“What are the cumulative effects?” he asked. “People only think about what they’re using at that moment. But what about how much Roundup they’re consuming in their food, too? When you look at the whole picture, it points to a very serious problem.”
END OF FARMING AS WE KNOW IT
Alfalfa is, by far, the most important forage crop in the Heartland. Its distinctive pelletized grains feed everything from horses and cows, to chickens, rabbits and even lawns as a fertilizer. A perennial grass, alfalfa is an easy crop to grow, too, since it competes aggressively against most weeds. When other grasses creep into the field, most farmers see that as a good thing since the grass and alfalfa in conjunction give the farm animals a more balanced diet.
“It’s beyond reason why anyone would want to genetically engineer alfalfa to be resistant to Roundup,” said Huber. “It’s just another example of laziness.”
If approved, the genetically engineered alfalfa would mean even more spraying of Roundup across vastly more acreage.
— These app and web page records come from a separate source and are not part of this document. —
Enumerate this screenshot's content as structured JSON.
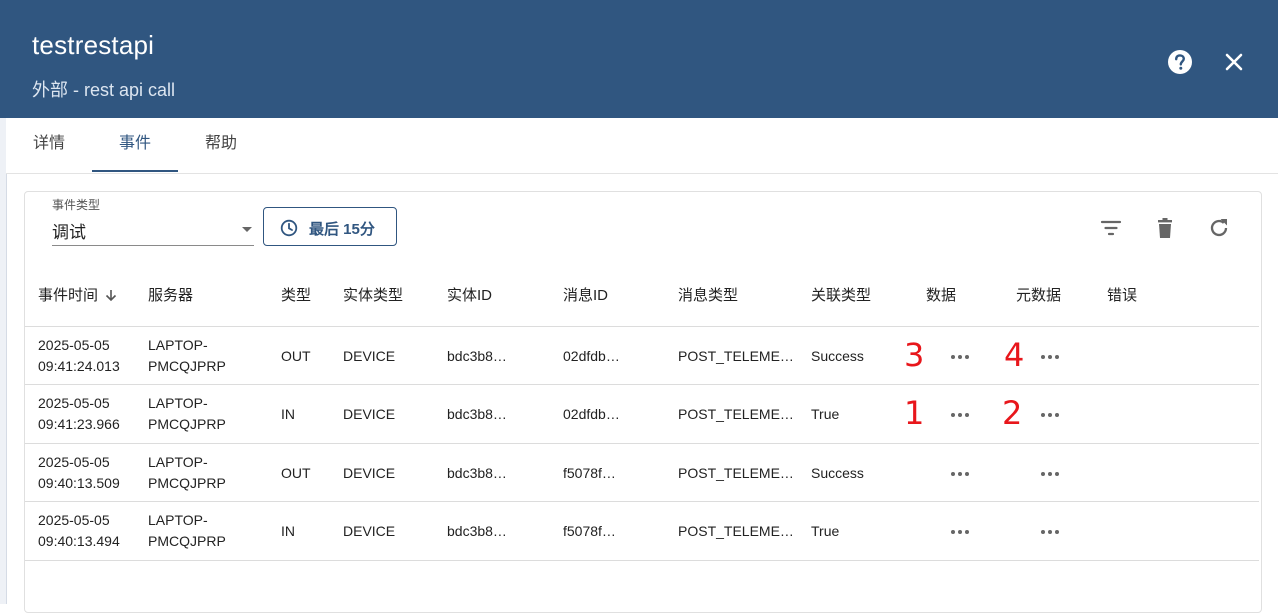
{
  "header": {
    "title": "testrestapi",
    "subtitle": "外部 - rest api call"
  },
  "tabs": [
    {
      "label": "详情",
      "active": false
    },
    {
      "label": "事件",
      "active": true
    },
    {
      "label": "帮助",
      "active": false
    }
  ],
  "filter": {
    "event_type_label": "事件类型",
    "event_type_value": "调试",
    "time_button_label": "最后 15分"
  },
  "toolbar": {
    "icons": [
      "filter-icon",
      "delete-icon",
      "refresh-icon"
    ]
  },
  "table": {
    "columns": [
      "事件时间",
      "服务器",
      "类型",
      "实体类型",
      "实体ID",
      "消息ID",
      "消息类型",
      "关联类型",
      "数据",
      "元数据",
      "错误"
    ],
    "rows": [
      {
        "time_date": "2025-05-05",
        "time_clock": "09:41:24.013",
        "server_a": "LAPTOP-",
        "server_b": "PMCQJPRP",
        "type": "OUT",
        "entity_type": "DEVICE",
        "entity_id": "bdc3b8…",
        "message_id": "02dfdb…",
        "message_type": "POST_TELEMET…",
        "relation_type": "Success"
      },
      {
        "time_date": "2025-05-05",
        "time_clock": "09:41:23.966",
        "server_a": "LAPTOP-",
        "server_b": "PMCQJPRP",
        "type": "IN",
        "entity_type": "DEVICE",
        "entity_id": "bdc3b8…",
        "message_id": "02dfdb…",
        "message_type": "POST_TELEMET…",
        "relation_type": "True"
      },
      {
        "time_date": "2025-05-05",
        "time_clock": "09:40:13.509",
        "server_a": "LAPTOP-",
        "server_b": "PMCQJPRP",
        "type": "OUT",
        "entity_type": "DEVICE",
        "entity_id": "bdc3b8…",
        "message_id": "f5078f…",
        "message_type": "POST_TELEMET…",
        "relation_type": "Success"
      },
      {
        "time_date": "2025-05-05",
        "time_clock": "09:40:13.494",
        "server_a": "LAPTOP-",
        "server_b": "PMCQJPRP",
        "type": "IN",
        "entity_type": "DEVICE",
        "entity_id": "bdc3b8…",
        "message_id": "f5078f…",
        "message_type": "POST_TELEMET…",
        "relation_type": "True"
      }
    ]
  },
  "annotations": [
    "3",
    "4",
    "1",
    "2"
  ],
  "colors": {
    "header_bg": "#305680",
    "accent": "#305680",
    "annotation": "#e8161b"
  }
}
It would mean more cattle and farm animals consuming the tainted Roundup-riddled feed stock and it would mean more Roundup working its way into the food chain.
It’s sounds like Armageddon, but that’s my word, not Don’s.
“It would be the end of farming as we know it within five years,” he said. “The way nature works, the genetics from the GM alfalfa would cross into the pure alfalfa very, very quickly. There would be no turning back. Ever. It wouldn’t be something we could ever fix . . . Ever.”
That word hung out there for a few moments in the cell phone ethos. You would have to hear Don Huber on the phone to know how very little this sounded like hyperbole.
“Well, all I can say is thank you for the work you’re doing,” I said.
And then, about to hang up, I thought of one more question. I already had my own answer in mind.
“Why, in your estimation, has your message not been taken more seriously thus far,” I asked. “Is it really just that there’s too much money to be made?”
The proper soldier wouldn’t bite on that one, as if he’d rather let his 300 peer-reviewed articles speak for themselves.
“There are those who don’t appreciate what I’m doing,” he said.
If you’re reading this, however, you can show your appreciation by letting our government know how you feel. Honor Don Huber’s work by making use of this information:
1) President Barack Obama:
Phone: (202) 456-1111
Fax: (202) 456-2461
2) USDA/APHIS; Email: firstname.lastname@example.org; or call 1-301-851-2300 and record your comments
MESSAGE: “I am ___________ from __________. I am calling to comment on USDA’s proposal to approve the commercial release of GE alfalfa and their failure to adequately address the public health, environmental, and economic consequences of that release. I strongly urge you to reject the planting of GE alfalfa.”